“We’ve so far only introduced the imported machine” Solomon said, adding that the future plans of the company include a target to have an assembly machine, while using some locally sourced raw materials for the production process of the fodder machine itself.
S-NITCO says the animal fodder production machine has been introduced to various animal fattening firms, dairy farms, goat and sheep farms and breeding centers in and around Addis Ababa, in the Oromia and Afar regions.
The machine reportedly can work in mountainous, arid, and cold environments, and has a starting price of 650 thousand birr.
Solomon further said his company is familiar with the process of introducing new technologies, having previously worked on, and winning, international tender bids introduced and financed by international organizations like the African Development Bank (AfDB), the World Bank and the European Union. .

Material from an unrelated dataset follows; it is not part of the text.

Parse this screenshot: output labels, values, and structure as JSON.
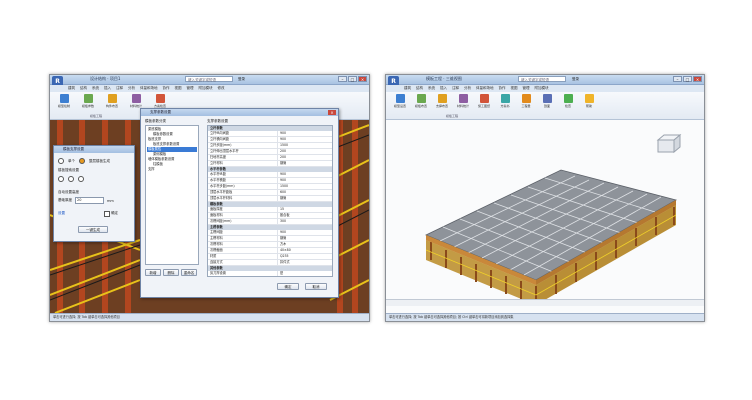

The company says that it has also previously supplied state of the art scientific and laboratory equipment to the Ministry of Health (MoH), 26 newly built universities, and to the governmental agency the Ethiopian Agricultural Research Organization (EARO).
“We chose an Australian feed machine produced by an Australian firm and assembled in Turkey because of the rich agricultural history of the country” Solomon told Capital.
He also said that the new fodder machine can be a game changer in the problem of inadequate supply of animal feed for farmers and pastoralists alike. The machine minimizes the need for labor and transportation, and has a far lower production cost compared to other more traditional animal feeding systems Ethiopians are accustomed to.
S-NITCO has a demonstration compound in the northern suburbs of Addis Ababa, in a place commonly known as CMC, and expects its customer base to consist of cattle fattening and breeding centers, Non- Governmental Organizations which assist local small scale farmers, Urban farmers, those who keep chicken coops, and Small and Micro Enterprises (SMEs) involved in diary production.